Task goal → The response must contain the complete data, printed exactly.

Top of Data records

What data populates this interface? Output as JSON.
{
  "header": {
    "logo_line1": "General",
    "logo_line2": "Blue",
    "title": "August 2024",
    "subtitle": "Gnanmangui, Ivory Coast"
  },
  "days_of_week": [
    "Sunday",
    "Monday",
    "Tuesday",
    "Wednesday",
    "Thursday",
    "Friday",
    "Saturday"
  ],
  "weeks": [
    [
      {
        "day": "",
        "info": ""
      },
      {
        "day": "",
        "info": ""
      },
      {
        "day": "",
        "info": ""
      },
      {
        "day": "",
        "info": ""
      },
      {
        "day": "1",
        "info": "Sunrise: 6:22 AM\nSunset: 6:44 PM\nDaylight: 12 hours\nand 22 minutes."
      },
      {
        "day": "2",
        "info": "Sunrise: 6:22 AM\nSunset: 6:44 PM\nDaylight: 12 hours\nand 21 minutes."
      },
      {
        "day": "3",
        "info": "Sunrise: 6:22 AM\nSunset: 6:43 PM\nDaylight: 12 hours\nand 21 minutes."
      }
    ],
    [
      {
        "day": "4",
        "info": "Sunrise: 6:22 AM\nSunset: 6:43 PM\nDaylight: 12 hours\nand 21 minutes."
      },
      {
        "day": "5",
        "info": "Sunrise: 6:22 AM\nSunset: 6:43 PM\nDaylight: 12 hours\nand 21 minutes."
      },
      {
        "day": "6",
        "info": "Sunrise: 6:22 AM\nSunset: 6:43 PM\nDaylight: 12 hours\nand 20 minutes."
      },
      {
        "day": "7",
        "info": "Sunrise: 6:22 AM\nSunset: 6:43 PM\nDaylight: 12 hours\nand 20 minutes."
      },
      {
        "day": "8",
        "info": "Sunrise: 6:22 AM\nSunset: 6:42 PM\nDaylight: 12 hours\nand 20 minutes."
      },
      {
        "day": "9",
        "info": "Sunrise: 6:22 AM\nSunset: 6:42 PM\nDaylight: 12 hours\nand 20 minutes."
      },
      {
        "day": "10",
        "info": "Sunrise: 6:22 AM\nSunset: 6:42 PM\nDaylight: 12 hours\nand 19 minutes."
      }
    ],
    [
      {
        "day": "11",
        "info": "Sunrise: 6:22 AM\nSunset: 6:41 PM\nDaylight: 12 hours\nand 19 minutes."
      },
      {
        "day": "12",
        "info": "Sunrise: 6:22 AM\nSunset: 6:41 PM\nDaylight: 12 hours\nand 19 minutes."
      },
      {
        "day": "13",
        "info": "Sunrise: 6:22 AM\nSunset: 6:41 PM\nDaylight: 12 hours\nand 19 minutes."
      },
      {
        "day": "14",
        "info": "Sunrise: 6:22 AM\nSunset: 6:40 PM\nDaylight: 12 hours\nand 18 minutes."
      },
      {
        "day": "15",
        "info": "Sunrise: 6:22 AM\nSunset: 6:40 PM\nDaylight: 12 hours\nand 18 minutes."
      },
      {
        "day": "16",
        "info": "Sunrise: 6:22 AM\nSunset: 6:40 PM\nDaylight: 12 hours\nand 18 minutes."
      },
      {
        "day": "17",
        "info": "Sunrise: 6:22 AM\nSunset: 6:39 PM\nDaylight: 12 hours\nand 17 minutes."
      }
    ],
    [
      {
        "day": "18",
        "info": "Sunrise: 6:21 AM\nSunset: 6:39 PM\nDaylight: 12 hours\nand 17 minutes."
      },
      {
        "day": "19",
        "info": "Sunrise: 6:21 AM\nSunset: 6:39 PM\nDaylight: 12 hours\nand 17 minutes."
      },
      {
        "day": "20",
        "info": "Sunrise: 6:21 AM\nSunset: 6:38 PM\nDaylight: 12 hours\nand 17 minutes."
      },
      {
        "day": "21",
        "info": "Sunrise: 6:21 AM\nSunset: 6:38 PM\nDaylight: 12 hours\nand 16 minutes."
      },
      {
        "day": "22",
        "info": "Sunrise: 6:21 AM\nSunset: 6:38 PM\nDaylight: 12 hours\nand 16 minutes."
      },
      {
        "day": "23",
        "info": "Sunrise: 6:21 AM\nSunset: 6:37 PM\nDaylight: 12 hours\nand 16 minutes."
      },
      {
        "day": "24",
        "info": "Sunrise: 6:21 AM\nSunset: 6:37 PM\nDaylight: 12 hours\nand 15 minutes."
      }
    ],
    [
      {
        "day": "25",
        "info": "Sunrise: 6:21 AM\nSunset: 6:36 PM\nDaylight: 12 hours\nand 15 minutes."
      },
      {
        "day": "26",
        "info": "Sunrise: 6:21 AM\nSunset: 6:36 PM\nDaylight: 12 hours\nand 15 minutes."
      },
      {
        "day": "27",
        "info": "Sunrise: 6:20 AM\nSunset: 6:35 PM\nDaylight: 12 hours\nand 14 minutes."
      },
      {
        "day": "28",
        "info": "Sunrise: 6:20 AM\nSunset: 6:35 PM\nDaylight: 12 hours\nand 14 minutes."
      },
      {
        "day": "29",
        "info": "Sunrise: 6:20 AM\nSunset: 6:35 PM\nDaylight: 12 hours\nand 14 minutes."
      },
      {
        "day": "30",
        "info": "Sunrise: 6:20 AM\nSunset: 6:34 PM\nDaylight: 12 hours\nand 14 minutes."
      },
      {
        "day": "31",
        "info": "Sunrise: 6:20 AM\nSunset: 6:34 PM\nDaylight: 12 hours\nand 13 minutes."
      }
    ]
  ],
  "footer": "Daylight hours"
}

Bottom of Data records

Expected answer →
What data populates this interface? Output as JSON.
{
  "header": {
    "logo_line1": "General",
    "logo_line2": "Blue",
    "title": "August 2024",
    "subtitle": "Gnanmangui, Ivory Coast"
  },
  "days_of_week": [
    "Sunday",
    "Monday",
    "Tuesday",
    "Wednesday",
    "Thursday",
    "Friday",
    "Saturday"
  ],
  "weeks": [
    [
      {
        "day": "",
        "info": ""
      },
      {
        "day": "",
        "info": ""
      },
      {
        "day": "",
        "info": ""
      },
      {
        "day": "",
        "info": ""
      },
      {
        "day": "1",
        "info": "Sunrise: 6:22 AM\nSunset: 6:44 PM\nDaylight: 12 hours\nand 22 minutes."
      },
      {
        "day": "2",
        "info": "Sunrise: 6:22 AM\nSunset: 6:44 PM\nDaylight: 12 hours\nand 21 minutes."
      },
      {
        "day": "3",
        "info": "Sunrise: 6:22 AM\nSunset: 6:43 PM\nDaylight: 12 hours\nand 21 minutes."
      }
    ],
    [
      {
        "day": "4",
        "info": "Sunrise: 6:22 AM\nSunset: 6:43 PM\nDaylight: 12 hours\nand 21 minutes."
      },
      {
        "day": "5",
        "info": "Sunrise: 6:22 AM\nSunset: 6:43 PM\nDaylight: 12 hours\nand 21 minutes."
      },
      {
        "day": "6",
        "info": "Sunrise: 6:22 AM\nSunset: 6:43 PM\nDaylight: 12 hours\nand 20 minutes."
      },
      {
        "day": "7",
        "info": "Sunrise: 6:22 AM\nSunset: 6:43 PM\nDaylight: 12 hours\nand 20 minutes."
      },
      {
        "day": "8",
        "info": "Sunrise: 6:22 AM\nSunset: 6:42 PM\nDaylight: 12 hours\nand 20 minutes."
      },
      {
        "day": "9",
        "info": "Sunrise: 6:22 AM\nSunset: 6:42 PM\nDaylight: 12 hours\nand 20 minutes."
      },
      {
        "day": "10",
        "info": "Sunrise: 6:22 AM\nSunset: 6:42 PM\nDaylight: 12 hours\nand 19 minutes."
      }
    ],
    [
      {
        "day": "11",
        "info": "Sunrise: 6:22 AM\nSunset: 6:41 PM\nDaylight: 12 hours\nand 19 minutes."
      },
      {
        "day": "12",
        "info": "Sunrise: 6:22 AM\nSunset: 6:41 PM\nDaylight: 12 hours\nand 19 minutes."
      },
      {
        "day": "13",
        "info": "Sunrise: 6:22 AM\nSunset: 6:41 PM\nDaylight: 12 hours\nand 19 minutes."
      },
      {
        "day": "14",
        "info": "Sunrise: 6:22 AM\nSunset: 6:40 PM\nDaylight: 12 hours\nand 18 minutes."
      },
      {
        "day": "15",
        "info": "Sunrise: 6:22 AM\nSunset: 6:40 PM\nDaylight: 12 hours\nand 18 minutes."
      },
      {
        "day": "16",
        "info": "Sunrise: 6:22 AM\nSunset: 6:40 PM\nDaylight: 12 hours\nand 18 minutes."
      },
      {
        "day": "17",
        "info": "Sunrise: 6:22 AM\nSunset: 6:39 PM\nDaylight: 12 hours\nand 17 minutes."
      }
    ],
    [
      {
        "day": "18",
        "info": "Sunrise: 6:21 AM\nSunset: 6:39 PM\nDaylight: 12 hours\nand 17 minutes."
      },
      {
        "day": "19",
        "info": "Sunrise: 6:21 AM\nSunset: 6:39 PM\nDaylight: 12 hours\nand 17 minutes."
      },
      {
        "day": "20",
        "info": "Sunrise: 6:21 AM\nSunset: 6:38 PM\nDaylight: 12 hours\nand 17 minutes."
      },
      {
        "day": "21",
        "info": "Sunrise: 6:21 AM\nSunset: 6:38 PM\nDaylight: 12 hours\nand 16 minutes."
      },
      {
        "day": "22",
        "info": "Sunrise: 6:21 AM\nSunset: 6:38 PM\nDaylight: 12 hours\nand 16 minutes."
      },
      {
        "day": "23",
        "info": "Sunrise: 6:21 AM\nSunset: 6:37 PM\nDaylight: 12 hours\nand 16 minutes."
      },
      {
        "day": "24",
        "info": "Sunrise: 6:21 AM\nSunset: 6:37 PM\nDaylight: 12 hours\nand 15 minutes."
      }
    ],
    [
      {
        "day": "25",
        "info": "Sunrise: 6:21 AM\nSunset: 6:36 PM\nDaylight: 12 hours\nand 15 minutes."
      },
      {
        "day": "26",
        "info": "Sunrise: 6:21 AM\nSunset: 6:36 PM\nDaylight: 12 hours\nand 15 minutes."
      },
      {
        "day": "27",
        "info": "Sunrise: 6:20 AM\nSunset: 6:35 PM\nDaylight: 12 hours\nand 14 minutes."
      },
      {
        "day": "28",
        "info": "Sunrise: 6:20 AM\nSunset: 6:35 PM\nDaylight: 12 hours\nand 14 minutes."
      },
      {
        "day": "29",
        "info": "Sunrise: 6:20 AM\nSunset: 6:35 PM\nDaylight: 12 hours\nand 14 minutes."
      },
      {
        "day": "30",
        "info": "Sunrise: 6:20 AM\nSunset: 6:34 PM\nDaylight: 12 hours\nand 14 minutes."
      },
      {
        "day": "31",
        "info": "Sunrise: 6:20 AM\nSunset: 6:34 PM\nDaylight: 12 hours\nand 13 minutes."
      }
    ]
  ],
  "footer": "Daylight hours"
}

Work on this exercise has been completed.